“What we mean by ‘entrapment’ and what civilians mean by ‘entrapment’ is two different things,” Mullin said. For rescuers, “entrapment” means that they are probably going to have to cut someone out of a car.
Mullin lives about a mile from the site, and as he drove to the crash, he worried that there might be someone trapped in a vehicle upside down in the waters of Lewis Creek. He was the first rescuer on the scene around 9:45 p.m. Friday, Sept. 27, and what he saw was much less dire.
Mullin found Jeanette Bushell, 77, of Charlotte, standing in Lewis Creek next to her open front car door with the water above her knees.
“I asked, “Are you hurt?” and she said, “No, I just need help getting out,” said Mullin.
He walked around to the other side of the stream where her 2015 Toyota Corolla had come to stop about a foot from the bank. Mullin said it was close enough that he could lean on the car and give her a hand and help her out of the stream and up the bank.
She wasn’t stuck in her car, but she was “definitely stuck in the river,” he said. She appeared to have been driving south on Spear Street near where it intersects with Monkton Road when she missed a turn and ended up in Lewis Creek.
She was able to walk on her own and didn’t seem to be injured, but when Vermont State Police arrive on the scene, they arranged for Bushell to be transported to the University of Vermont Medical Center to be checked out.

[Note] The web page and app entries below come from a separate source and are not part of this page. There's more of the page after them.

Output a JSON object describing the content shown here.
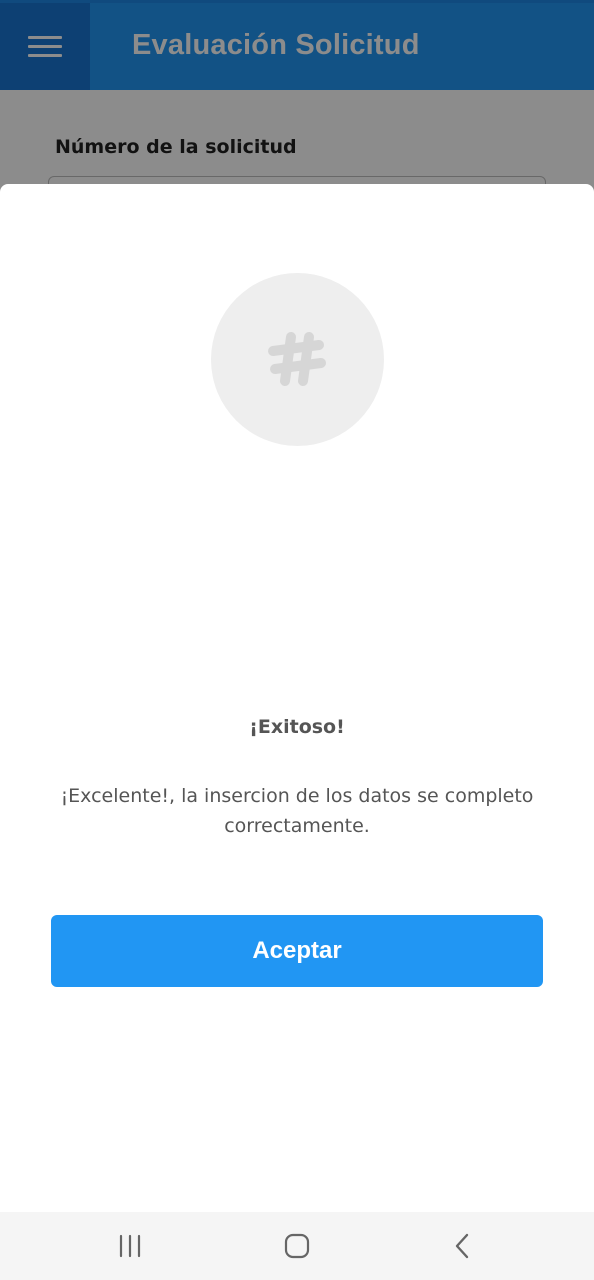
{
  "app_bar": {
    "title": "Evaluación Solicitud",
    "menu_icon": "hamburger-menu-icon"
  },
  "form": {
    "request_number_label": "Número de la solicitud",
    "request_number_value": ""
  },
  "dialog": {
    "icon": "hashtag-icon",
    "title": "¡Exitoso!",
    "message": "¡Excelente!, la insercion de los datos se completo correctamente.",
    "accept_label": "Aceptar"
  },
  "system_nav": {
    "recents_icon": "recent-apps-icon",
    "home_icon": "home-icon",
    "back_icon": "back-icon"
  },
  "colors": {
    "primary": "#2196F3",
    "primary_dark": "#1976D2",
    "text_gray": "#555555",
    "icon_circle": "#eeeeee",
    "icon_glyph": "#d6d6d6"
  }
}
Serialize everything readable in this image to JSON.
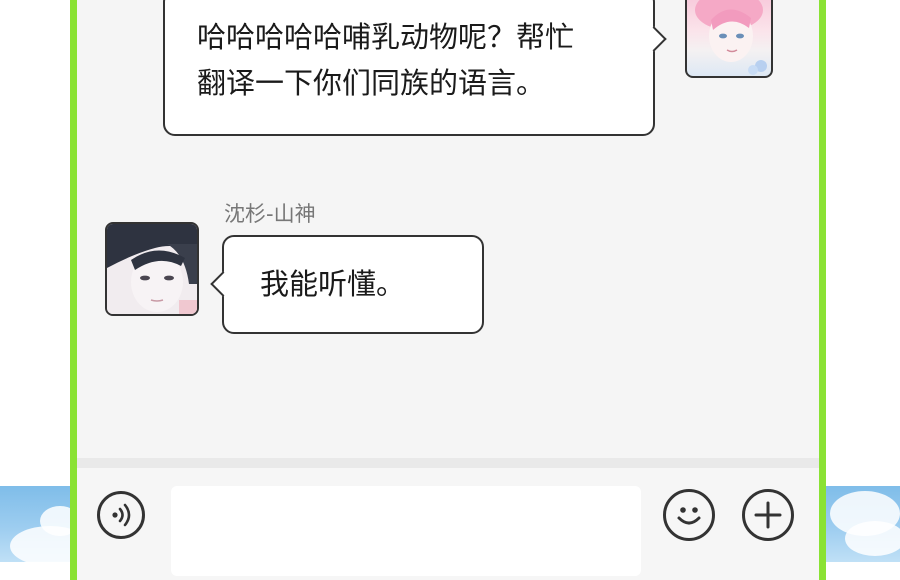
{
  "chat": {
    "messages": [
      {
        "side": "right",
        "text_line1": "哈哈哈哈哈哺乳动物呢？帮忙",
        "text_line2": "翻译一下你们同族的语言。"
      },
      {
        "side": "left",
        "sender": "沈杉-山神",
        "text": "我能听懂。"
      }
    ]
  },
  "input_bar": {
    "voice_icon": "voice-icon",
    "emoji_icon": "smiley-icon",
    "plus_icon": "plus-icon",
    "text_value": ""
  },
  "colors": {
    "frame_border": "#8ae234",
    "chat_background": "#f5f5f5",
    "bubble_background": "#ffffff",
    "sky": "#8fc6ee"
  }
}
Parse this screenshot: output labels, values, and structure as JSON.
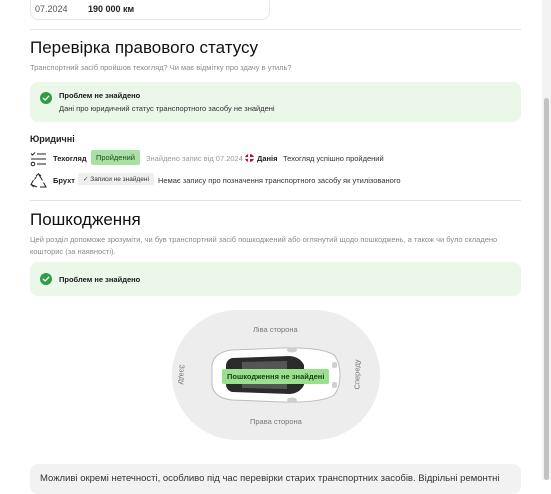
{
  "top_card": {
    "date": "07.2024",
    "mileage": "190 000 км"
  },
  "legal": {
    "title": "Перевірка правового статусу",
    "subtitle": "Транспортний засіб пройшов техогляд? Чи має відмітку про здачу в утиль?",
    "status_title": "Проблем не знайдено",
    "status_text": "Дані про юридичний статус транспортного засобу не знайдені",
    "group_heading": "Юридичні",
    "inspection": {
      "label": "Техогляд",
      "badge": "Пройдений",
      "found_text": "Знайдено запис від 07.2024",
      "country": "Данія",
      "result": "Техогляд успішно пройдений"
    },
    "scrap": {
      "label": "Брухт",
      "badge": "Записи не знайдені",
      "result": "Немає запису про позначення транспортного засобу як утилізованого"
    }
  },
  "damage": {
    "title": "Пошкодження",
    "subtitle_line1": "Цей розділ допоможе зрозуміти, чи був транспортний засіб пошкоджений або оглянутий щодо пошкоджень, а також чи було складено",
    "subtitle_line2": "кошторис (за наявності).",
    "status_title": "Проблем не знайдено",
    "diagram": {
      "left_side": "Ліва сторона",
      "right_side": "Права сторона",
      "rear": "Ззаду",
      "front": "Спереду",
      "result": "Пошкодження не знайдені"
    }
  },
  "bottom_note": "Можливі окремі нетечності, особливо під час перевірки старих транспортних засобів. Відрільні ремонтні"
}
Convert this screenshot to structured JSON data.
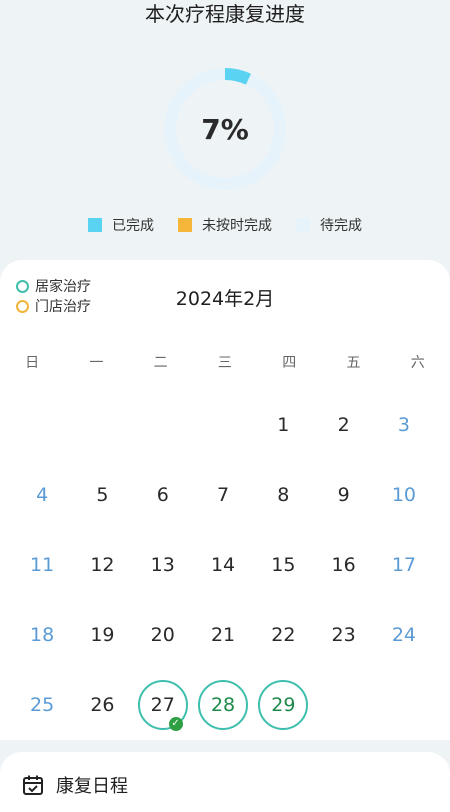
{
  "progress": {
    "title": "本次疗程康复进度",
    "percent_text": "7%",
    "percent": 7,
    "legend": [
      {
        "label": "已完成",
        "color": "#5ad3f2"
      },
      {
        "label": "未按时完成",
        "color": "#f6b63a"
      },
      {
        "label": "待完成",
        "color": "#e6f3fb"
      }
    ]
  },
  "calendar": {
    "types": [
      {
        "label": "居家治疗",
        "color": "#3ebfae"
      },
      {
        "label": "门店治疗",
        "color": "#f1b53a"
      }
    ],
    "month": "2024年2月",
    "weekdays": [
      "日",
      "一",
      "二",
      "三",
      "四",
      "五",
      "六"
    ],
    "days": [
      "",
      "",
      "",
      "",
      "1",
      "2",
      "3",
      "4",
      "5",
      "6",
      "7",
      "8",
      "9",
      "10",
      "11",
      "12",
      "13",
      "14",
      "15",
      "16",
      "17",
      "18",
      "19",
      "20",
      "21",
      "22",
      "23",
      "24",
      "25",
      "26",
      "27",
      "28",
      "29"
    ],
    "marked_days": [
      "27",
      "28",
      "29"
    ],
    "completed_days": [
      "27"
    ]
  },
  "schedule": {
    "title": "康复日程",
    "icon": "calendar-check-icon"
  }
}
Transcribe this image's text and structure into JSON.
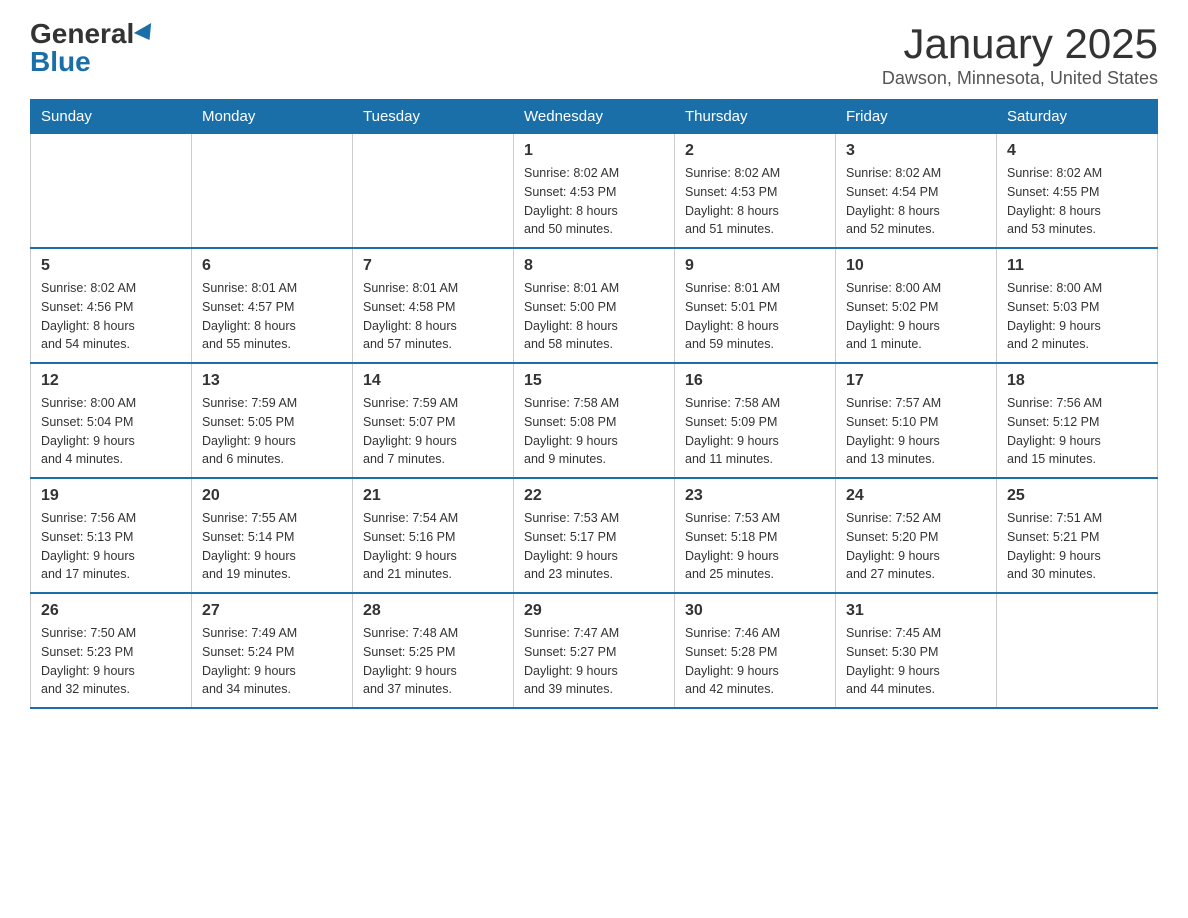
{
  "logo": {
    "general": "General",
    "blue": "Blue"
  },
  "title": "January 2025",
  "location": "Dawson, Minnesota, United States",
  "days_of_week": [
    "Sunday",
    "Monday",
    "Tuesday",
    "Wednesday",
    "Thursday",
    "Friday",
    "Saturday"
  ],
  "weeks": [
    [
      {
        "day": "",
        "info": ""
      },
      {
        "day": "",
        "info": ""
      },
      {
        "day": "",
        "info": ""
      },
      {
        "day": "1",
        "info": "Sunrise: 8:02 AM\nSunset: 4:53 PM\nDaylight: 8 hours\nand 50 minutes."
      },
      {
        "day": "2",
        "info": "Sunrise: 8:02 AM\nSunset: 4:53 PM\nDaylight: 8 hours\nand 51 minutes."
      },
      {
        "day": "3",
        "info": "Sunrise: 8:02 AM\nSunset: 4:54 PM\nDaylight: 8 hours\nand 52 minutes."
      },
      {
        "day": "4",
        "info": "Sunrise: 8:02 AM\nSunset: 4:55 PM\nDaylight: 8 hours\nand 53 minutes."
      }
    ],
    [
      {
        "day": "5",
        "info": "Sunrise: 8:02 AM\nSunset: 4:56 PM\nDaylight: 8 hours\nand 54 minutes."
      },
      {
        "day": "6",
        "info": "Sunrise: 8:01 AM\nSunset: 4:57 PM\nDaylight: 8 hours\nand 55 minutes."
      },
      {
        "day": "7",
        "info": "Sunrise: 8:01 AM\nSunset: 4:58 PM\nDaylight: 8 hours\nand 57 minutes."
      },
      {
        "day": "8",
        "info": "Sunrise: 8:01 AM\nSunset: 5:00 PM\nDaylight: 8 hours\nand 58 minutes."
      },
      {
        "day": "9",
        "info": "Sunrise: 8:01 AM\nSunset: 5:01 PM\nDaylight: 8 hours\nand 59 minutes."
      },
      {
        "day": "10",
        "info": "Sunrise: 8:00 AM\nSunset: 5:02 PM\nDaylight: 9 hours\nand 1 minute."
      },
      {
        "day": "11",
        "info": "Sunrise: 8:00 AM\nSunset: 5:03 PM\nDaylight: 9 hours\nand 2 minutes."
      }
    ],
    [
      {
        "day": "12",
        "info": "Sunrise: 8:00 AM\nSunset: 5:04 PM\nDaylight: 9 hours\nand 4 minutes."
      },
      {
        "day": "13",
        "info": "Sunrise: 7:59 AM\nSunset: 5:05 PM\nDaylight: 9 hours\nand 6 minutes."
      },
      {
        "day": "14",
        "info": "Sunrise: 7:59 AM\nSunset: 5:07 PM\nDaylight: 9 hours\nand 7 minutes."
      },
      {
        "day": "15",
        "info": "Sunrise: 7:58 AM\nSunset: 5:08 PM\nDaylight: 9 hours\nand 9 minutes."
      },
      {
        "day": "16",
        "info": "Sunrise: 7:58 AM\nSunset: 5:09 PM\nDaylight: 9 hours\nand 11 minutes."
      },
      {
        "day": "17",
        "info": "Sunrise: 7:57 AM\nSunset: 5:10 PM\nDaylight: 9 hours\nand 13 minutes."
      },
      {
        "day": "18",
        "info": "Sunrise: 7:56 AM\nSunset: 5:12 PM\nDaylight: 9 hours\nand 15 minutes."
      }
    ],
    [
      {
        "day": "19",
        "info": "Sunrise: 7:56 AM\nSunset: 5:13 PM\nDaylight: 9 hours\nand 17 minutes."
      },
      {
        "day": "20",
        "info": "Sunrise: 7:55 AM\nSunset: 5:14 PM\nDaylight: 9 hours\nand 19 minutes."
      },
      {
        "day": "21",
        "info": "Sunrise: 7:54 AM\nSunset: 5:16 PM\nDaylight: 9 hours\nand 21 minutes."
      },
      {
        "day": "22",
        "info": "Sunrise: 7:53 AM\nSunset: 5:17 PM\nDaylight: 9 hours\nand 23 minutes."
      },
      {
        "day": "23",
        "info": "Sunrise: 7:53 AM\nSunset: 5:18 PM\nDaylight: 9 hours\nand 25 minutes."
      },
      {
        "day": "24",
        "info": "Sunrise: 7:52 AM\nSunset: 5:20 PM\nDaylight: 9 hours\nand 27 minutes."
      },
      {
        "day": "25",
        "info": "Sunrise: 7:51 AM\nSunset: 5:21 PM\nDaylight: 9 hours\nand 30 minutes."
      }
    ],
    [
      {
        "day": "26",
        "info": "Sunrise: 7:50 AM\nSunset: 5:23 PM\nDaylight: 9 hours\nand 32 minutes."
      },
      {
        "day": "27",
        "info": "Sunrise: 7:49 AM\nSunset: 5:24 PM\nDaylight: 9 hours\nand 34 minutes."
      },
      {
        "day": "28",
        "info": "Sunrise: 7:48 AM\nSunset: 5:25 PM\nDaylight: 9 hours\nand 37 minutes."
      },
      {
        "day": "29",
        "info": "Sunrise: 7:47 AM\nSunset: 5:27 PM\nDaylight: 9 hours\nand 39 minutes."
      },
      {
        "day": "30",
        "info": "Sunrise: 7:46 AM\nSunset: 5:28 PM\nDaylight: 9 hours\nand 42 minutes."
      },
      {
        "day": "31",
        "info": "Sunrise: 7:45 AM\nSunset: 5:30 PM\nDaylight: 9 hours\nand 44 minutes."
      },
      {
        "day": "",
        "info": ""
      }
    ]
  ]
}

In a release, the Vermont State Police said, “Speed and impairment are not considered factors in the crash.”